Update: In a letter, 18 SR members and 11 SFP partners called on the US, EU, and approximately 45 governments to implement electronic monitoring in tuna fisheries to protect workers and ensure fishing continues to be sustainable. At-sea observer programs in tuna fisheries have been suspended by the RFMOs since April due to COVID-19. It is urgent to remind governments and RFMOs that electronic monitoring should become an accepted important adjunct to human observer coverage in tuna fisheries.
No further support needed currently.
Support active, strategic supply chain engagement of RFMOs to secure the timely implementation of measures around ETP bycatch and observer coverage.
Update: The IATTC virtual SC meeting was moved from June to July and was attended by SFP staff.
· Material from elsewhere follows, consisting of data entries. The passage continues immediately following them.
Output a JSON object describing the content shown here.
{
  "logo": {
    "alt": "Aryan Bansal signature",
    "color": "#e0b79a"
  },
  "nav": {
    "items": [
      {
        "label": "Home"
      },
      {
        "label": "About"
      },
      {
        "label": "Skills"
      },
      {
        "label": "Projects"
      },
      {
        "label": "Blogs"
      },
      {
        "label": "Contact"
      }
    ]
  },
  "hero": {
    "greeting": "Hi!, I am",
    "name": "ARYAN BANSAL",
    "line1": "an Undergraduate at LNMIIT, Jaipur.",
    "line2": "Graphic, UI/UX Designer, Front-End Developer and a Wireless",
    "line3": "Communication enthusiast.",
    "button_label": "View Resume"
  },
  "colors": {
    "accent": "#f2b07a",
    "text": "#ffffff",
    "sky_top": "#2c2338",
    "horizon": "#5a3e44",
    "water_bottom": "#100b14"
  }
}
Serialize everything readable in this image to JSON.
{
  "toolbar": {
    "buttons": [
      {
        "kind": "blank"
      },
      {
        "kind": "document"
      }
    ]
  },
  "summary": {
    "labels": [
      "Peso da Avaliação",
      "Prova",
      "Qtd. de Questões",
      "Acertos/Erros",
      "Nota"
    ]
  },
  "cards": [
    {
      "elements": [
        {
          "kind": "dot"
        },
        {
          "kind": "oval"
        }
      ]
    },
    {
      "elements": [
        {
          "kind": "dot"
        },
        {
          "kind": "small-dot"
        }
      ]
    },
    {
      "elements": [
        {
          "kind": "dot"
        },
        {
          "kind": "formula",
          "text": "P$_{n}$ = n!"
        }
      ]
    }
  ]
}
Ongoing analysis of RFMO ETP bycatch and observer coverage continued during Q3, with the aim to present this to the SR at an end-of-the-year virtual webinar to frame conservation around opportunity and need for engaging RFMOs on bycatch and observer coverage.
SFP will continue to attend and support SR participants to attend RFMO scientific and commission/annual meetings to publicly argue for improved sustainability management in RFMO-managed fisheries and to influence key member delegations to propose or support better management. Most of these meetings will be virtual in 2020, and SFP will inform SR members of dates and details as they become available.
No further support needed currently.
SR participants and retail partners successfully utilize the longline bycatch mitigation best practice guide.
Update: The Aldi/SFP/Hookpod project launch was postponed due to COVID-19, likely to Q1 2021.
No further support needed currently.
4. Expansion of the SR
Further support needed: Promote the SR to fellow industry and invite participation; share your supply chain knowledge re: tuna buyers from Japan, Italy, or Spain with SFP.